The Internet advertising firm announces it is acquiring rival online advertiser NetGravity in a stock transaction valued at about $530 million.

Internet advertising firm DoubleClick today announced it was acquiring rival online advertiser NetGravity in a stock transaction valued at about $530 million.

In a bid to dominate Internet advertising, DoubleClick hopes the stock-for-stock transaction will help reach both companies' goals of providing the broadest possible infrastructure for ad management, data solutions, and media sales for Internet publishers, advertisers, and merchants.

Just last month, DoubleClick acquired market research firm Abacus Direct for $1 billion.

DoubleClick provides global Internet advertising solutions for marketers and Web publishers, while NetGravity provides interactive online advertising and direct marketing software solutions.

Under the terms of the merger agreement between the two companies, DoubleClick will issue 0.28 shares of DoubleClick common stock for each share of NetGravity common stock. Based on yesterday's closing prices, the exchange ratio represents a per share price of $26.32--a 26 percent premium over NetGravity's 30-day average stock price.

The transaction, which will be accounted for as a pooling of interests, is subject to certain conditions, regulatory approval, and NetGravity stockholder approval. The transaction is expected to be completed in the early fourth quarter of 1999.

"Both companies have relationships with most major Web publishers and advertisers domestically and internationally," DoubleClick chief executive Kevin O'Connor said in a statement. "NetGravity's strengths combined with DoubleClick's technology infrastructure and Abacus Direct's data will create a company uniquely positioned to be the overall leader in targeted advertising."

Featured Video
This content is rated TV-MA, and is for viewers 18 years or older. Are you of age?
Sorry, you are not old enough to view this content.

iPhone 6S chip controversy over battery life

Not all new iPhones have the same processor chip, but Apple says differences in performance are minimal.
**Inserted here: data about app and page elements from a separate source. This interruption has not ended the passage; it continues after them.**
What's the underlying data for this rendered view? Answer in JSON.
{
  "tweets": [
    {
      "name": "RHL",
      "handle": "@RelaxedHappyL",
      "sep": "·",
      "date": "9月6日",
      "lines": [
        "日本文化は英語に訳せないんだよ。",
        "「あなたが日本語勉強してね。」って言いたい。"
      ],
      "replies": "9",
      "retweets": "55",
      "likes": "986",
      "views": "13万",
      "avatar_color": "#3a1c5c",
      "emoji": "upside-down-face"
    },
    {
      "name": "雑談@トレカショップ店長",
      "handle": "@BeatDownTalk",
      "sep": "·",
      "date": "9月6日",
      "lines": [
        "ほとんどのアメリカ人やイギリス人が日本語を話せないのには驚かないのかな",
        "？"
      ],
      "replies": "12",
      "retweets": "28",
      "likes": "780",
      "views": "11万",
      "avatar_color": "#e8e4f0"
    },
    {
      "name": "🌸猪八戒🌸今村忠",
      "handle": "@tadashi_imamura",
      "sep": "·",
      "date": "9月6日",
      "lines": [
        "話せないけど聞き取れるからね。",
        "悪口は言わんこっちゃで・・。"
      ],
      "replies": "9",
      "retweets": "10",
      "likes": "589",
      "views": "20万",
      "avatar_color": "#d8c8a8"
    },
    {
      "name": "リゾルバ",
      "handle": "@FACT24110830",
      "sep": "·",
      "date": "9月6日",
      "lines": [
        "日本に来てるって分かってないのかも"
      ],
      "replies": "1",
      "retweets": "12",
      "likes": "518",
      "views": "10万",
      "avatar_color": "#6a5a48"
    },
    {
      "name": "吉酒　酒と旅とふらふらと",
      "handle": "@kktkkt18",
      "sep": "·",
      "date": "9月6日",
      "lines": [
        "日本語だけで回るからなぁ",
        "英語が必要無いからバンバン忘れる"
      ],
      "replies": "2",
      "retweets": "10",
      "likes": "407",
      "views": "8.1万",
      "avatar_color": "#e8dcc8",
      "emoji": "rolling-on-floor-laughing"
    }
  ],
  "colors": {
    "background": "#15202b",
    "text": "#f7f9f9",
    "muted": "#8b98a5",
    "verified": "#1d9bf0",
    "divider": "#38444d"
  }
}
Apple also pulls ad-blocking apps over privacy concerns, and Netflix raises its price again.

by Bridget Carey